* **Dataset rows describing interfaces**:
--------
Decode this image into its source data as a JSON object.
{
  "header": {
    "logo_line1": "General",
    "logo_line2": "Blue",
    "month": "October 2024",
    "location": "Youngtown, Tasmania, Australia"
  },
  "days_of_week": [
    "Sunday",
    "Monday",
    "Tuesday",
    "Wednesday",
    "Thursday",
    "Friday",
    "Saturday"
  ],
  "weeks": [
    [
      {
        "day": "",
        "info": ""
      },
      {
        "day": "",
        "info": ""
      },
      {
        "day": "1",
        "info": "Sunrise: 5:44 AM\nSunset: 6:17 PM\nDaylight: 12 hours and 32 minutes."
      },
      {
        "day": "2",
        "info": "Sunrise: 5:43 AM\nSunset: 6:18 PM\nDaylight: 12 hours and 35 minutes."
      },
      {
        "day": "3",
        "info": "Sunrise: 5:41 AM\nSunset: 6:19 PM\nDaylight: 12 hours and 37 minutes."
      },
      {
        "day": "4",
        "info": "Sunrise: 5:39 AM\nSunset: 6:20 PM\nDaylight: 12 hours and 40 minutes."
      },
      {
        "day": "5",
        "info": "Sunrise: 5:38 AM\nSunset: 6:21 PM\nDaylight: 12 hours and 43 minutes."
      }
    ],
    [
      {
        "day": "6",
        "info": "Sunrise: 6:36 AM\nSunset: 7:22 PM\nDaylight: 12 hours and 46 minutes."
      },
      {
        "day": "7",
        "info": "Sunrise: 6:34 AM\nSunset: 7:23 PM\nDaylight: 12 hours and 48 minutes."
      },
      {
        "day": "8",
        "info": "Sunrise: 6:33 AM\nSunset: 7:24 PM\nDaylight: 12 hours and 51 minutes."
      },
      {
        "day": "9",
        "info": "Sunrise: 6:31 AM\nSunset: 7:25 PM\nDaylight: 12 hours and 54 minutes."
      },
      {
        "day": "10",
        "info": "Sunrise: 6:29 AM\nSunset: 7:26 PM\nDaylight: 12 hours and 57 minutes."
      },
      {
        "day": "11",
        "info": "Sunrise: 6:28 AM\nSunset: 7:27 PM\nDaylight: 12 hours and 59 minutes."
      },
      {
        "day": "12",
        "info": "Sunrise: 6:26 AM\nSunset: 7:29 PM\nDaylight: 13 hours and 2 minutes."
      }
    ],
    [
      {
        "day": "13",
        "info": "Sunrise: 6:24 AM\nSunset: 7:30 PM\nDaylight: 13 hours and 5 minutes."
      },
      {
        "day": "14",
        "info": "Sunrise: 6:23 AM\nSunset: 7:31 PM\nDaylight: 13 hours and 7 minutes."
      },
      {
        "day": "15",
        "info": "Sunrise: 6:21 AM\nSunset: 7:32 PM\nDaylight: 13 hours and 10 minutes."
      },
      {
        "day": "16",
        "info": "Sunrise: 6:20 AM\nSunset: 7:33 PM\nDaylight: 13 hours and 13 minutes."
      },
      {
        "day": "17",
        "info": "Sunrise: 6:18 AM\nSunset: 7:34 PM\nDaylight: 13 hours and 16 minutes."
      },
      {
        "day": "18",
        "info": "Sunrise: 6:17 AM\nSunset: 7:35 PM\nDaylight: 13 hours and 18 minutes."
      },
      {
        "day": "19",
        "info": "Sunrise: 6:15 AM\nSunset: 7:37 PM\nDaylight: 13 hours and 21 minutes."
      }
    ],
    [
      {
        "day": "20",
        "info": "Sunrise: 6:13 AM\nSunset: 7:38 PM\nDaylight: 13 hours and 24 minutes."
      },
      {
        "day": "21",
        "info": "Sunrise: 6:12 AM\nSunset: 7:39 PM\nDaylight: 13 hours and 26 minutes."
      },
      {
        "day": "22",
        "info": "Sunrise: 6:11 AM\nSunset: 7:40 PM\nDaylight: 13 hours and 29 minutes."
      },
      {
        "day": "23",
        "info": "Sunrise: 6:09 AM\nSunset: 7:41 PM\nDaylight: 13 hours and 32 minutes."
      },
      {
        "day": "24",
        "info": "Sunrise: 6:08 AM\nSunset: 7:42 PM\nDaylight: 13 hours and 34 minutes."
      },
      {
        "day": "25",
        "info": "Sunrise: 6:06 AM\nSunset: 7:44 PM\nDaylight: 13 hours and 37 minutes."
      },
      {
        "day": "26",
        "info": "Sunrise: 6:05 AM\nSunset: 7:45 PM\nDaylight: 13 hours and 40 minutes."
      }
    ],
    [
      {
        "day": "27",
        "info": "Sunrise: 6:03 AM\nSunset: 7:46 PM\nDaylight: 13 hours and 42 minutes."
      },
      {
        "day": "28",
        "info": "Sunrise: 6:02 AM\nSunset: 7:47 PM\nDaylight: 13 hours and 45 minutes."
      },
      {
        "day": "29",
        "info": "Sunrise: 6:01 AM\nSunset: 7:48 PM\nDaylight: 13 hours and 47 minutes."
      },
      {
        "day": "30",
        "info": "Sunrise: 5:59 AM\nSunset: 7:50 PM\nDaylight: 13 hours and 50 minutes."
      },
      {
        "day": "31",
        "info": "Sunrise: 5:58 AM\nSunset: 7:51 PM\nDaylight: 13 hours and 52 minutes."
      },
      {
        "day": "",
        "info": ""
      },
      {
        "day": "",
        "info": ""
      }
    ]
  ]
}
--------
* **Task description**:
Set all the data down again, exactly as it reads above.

* **Result of the exercise**:
Decode this image into its source data as a JSON object.
{
  "header": {
    "logo_line1": "General",
    "logo_line2": "Blue",
    "month": "October 2024",
    "location": "Youngtown, Tasmania, Australia"
  },
  "days_of_week": [
    "Sunday",
    "Monday",
    "Tuesday",
    "Wednesday",
    "Thursday",
    "Friday",
    "Saturday"
  ],
  "weeks": [
    [
      {
        "day": "",
        "info": ""
      },
      {
        "day": "",
        "info": ""
      },
      {
        "day": "1",
        "info": "Sunrise: 5:44 AM\nSunset: 6:17 PM\nDaylight: 12 hours and 32 minutes."
      },
      {
        "day": "2",
        "info": "Sunrise: 5:43 AM\nSunset: 6:18 PM\nDaylight: 12 hours and 35 minutes."
      },
      {
        "day": "3",
        "info": "Sunrise: 5:41 AM\nSunset: 6:19 PM\nDaylight: 12 hours and 37 minutes."
      },
      {
        "day": "4",
        "info": "Sunrise: 5:39 AM\nSunset: 6:20 PM\nDaylight: 12 hours and 40 minutes."
      },
      {
        "day": "5",
        "info": "Sunrise: 5:38 AM\nSunset: 6:21 PM\nDaylight: 12 hours and 43 minutes."
      }
    ],
    [
      {
        "day": "6",
        "info": "Sunrise: 6:36 AM\nSunset: 7:22 PM\nDaylight: 12 hours and 46 minutes."
      },
      {
        "day": "7",
        "info": "Sunrise: 6:34 AM\nSunset: 7:23 PM\nDaylight: 12 hours and 48 minutes."
      },
      {
        "day": "8",
        "info": "Sunrise: 6:33 AM\nSunset: 7:24 PM\nDaylight: 12 hours and 51 minutes."
      },
      {
        "day": "9",
        "info": "Sunrise: 6:31 AM\nSunset: 7:25 PM\nDaylight: 12 hours and 54 minutes."
      },
      {
        "day": "10",
        "info": "Sunrise: 6:29 AM\nSunset: 7:26 PM\nDaylight: 12 hours and 57 minutes."
      },
      {
        "day": "11",
        "info": "Sunrise: 6:28 AM\nSunset: 7:27 PM\nDaylight: 12 hours and 59 minutes."
      },
      {
        "day": "12",
        "info": "Sunrise: 6:26 AM\nSunset: 7:29 PM\nDaylight: 13 hours and 2 minutes."
      }
    ],
    [
      {
        "day": "13",
        "info": "Sunrise: 6:24 AM\nSunset: 7:30 PM\nDaylight: 13 hours and 5 minutes."
      },
      {
        "day": "14",
        "info": "Sunrise: 6:23 AM\nSunset: 7:31 PM\nDaylight: 13 hours and 7 minutes."
      },
      {
        "day": "15",
        "info": "Sunrise: 6:21 AM\nSunset: 7:32 PM\nDaylight: 13 hours and 10 minutes."
      },
      {
        "day": "16",
        "info": "Sunrise: 6:20 AM\nSunset: 7:33 PM\nDaylight: 13 hours and 13 minutes."
      },
      {
        "day": "17",
        "info": "Sunrise: 6:18 AM\nSunset: 7:34 PM\nDaylight: 13 hours and 16 minutes."
      },
      {
        "day": "18",
        "info": "Sunrise: 6:17 AM\nSunset: 7:35 PM\nDaylight: 13 hours and 18 minutes."
      },
      {
        "day": "19",
        "info": "Sunrise: 6:15 AM\nSunset: 7:37 PM\nDaylight: 13 hours and 21 minutes."
      }
    ],
    [
      {
        "day": "20",
        "info": "Sunrise: 6:13 AM\nSunset: 7:38 PM\nDaylight: 13 hours and 24 minutes."
      },
      {
        "day": "21",
        "info": "Sunrise: 6:12 AM\nSunset: 7:39 PM\nDaylight: 13 hours and 26 minutes."
      },
      {
        "day": "22",
        "info": "Sunrise: 6:11 AM\nSunset: 7:40 PM\nDaylight: 13 hours and 29 minutes."
      },
      {
        "day": "23",
        "info": "Sunrise: 6:09 AM\nSunset: 7:41 PM\nDaylight: 13 hours and 32 minutes."
      },
      {
        "day": "24",
        "info": "Sunrise: 6:08 AM\nSunset: 7:42 PM\nDaylight: 13 hours and 34 minutes."
      },
      {
        "day": "25",
        "info": "Sunrise: 6:06 AM\nSunset: 7:44 PM\nDaylight: 13 hours and 37 minutes."
      },
      {
        "day": "26",
        "info": "Sunrise: 6:05 AM\nSunset: 7:45 PM\nDaylight: 13 hours and 40 minutes."
      }
    ],
    [
      {
        "day": "27",
        "info": "Sunrise: 6:03 AM\nSunset: 7:46 PM\nDaylight: 13 hours and 42 minutes."
      },
      {
        "day": "28",
        "info": "Sunrise: 6:02 AM\nSunset: 7:47 PM\nDaylight: 13 hours and 45 minutes."
      },
      {
        "day": "29",
        "info": "Sunrise: 6:01 AM\nSunset: 7:48 PM\nDaylight: 13 hours and 47 minutes."
      },
      {
        "day": "30",
        "info": "Sunrise: 5:59 AM\nSunset: 7:50 PM\nDaylight: 13 hours and 50 minutes."
      },
      {
        "day": "31",
        "info": "Sunrise: 5:58 AM\nSunset: 7:51 PM\nDaylight: 13 hours and 52 minutes."
      },
      {
        "day": "",
        "info": ""
      },
      {
        "day": "",
        "info": ""
      }
    ]
  ]
}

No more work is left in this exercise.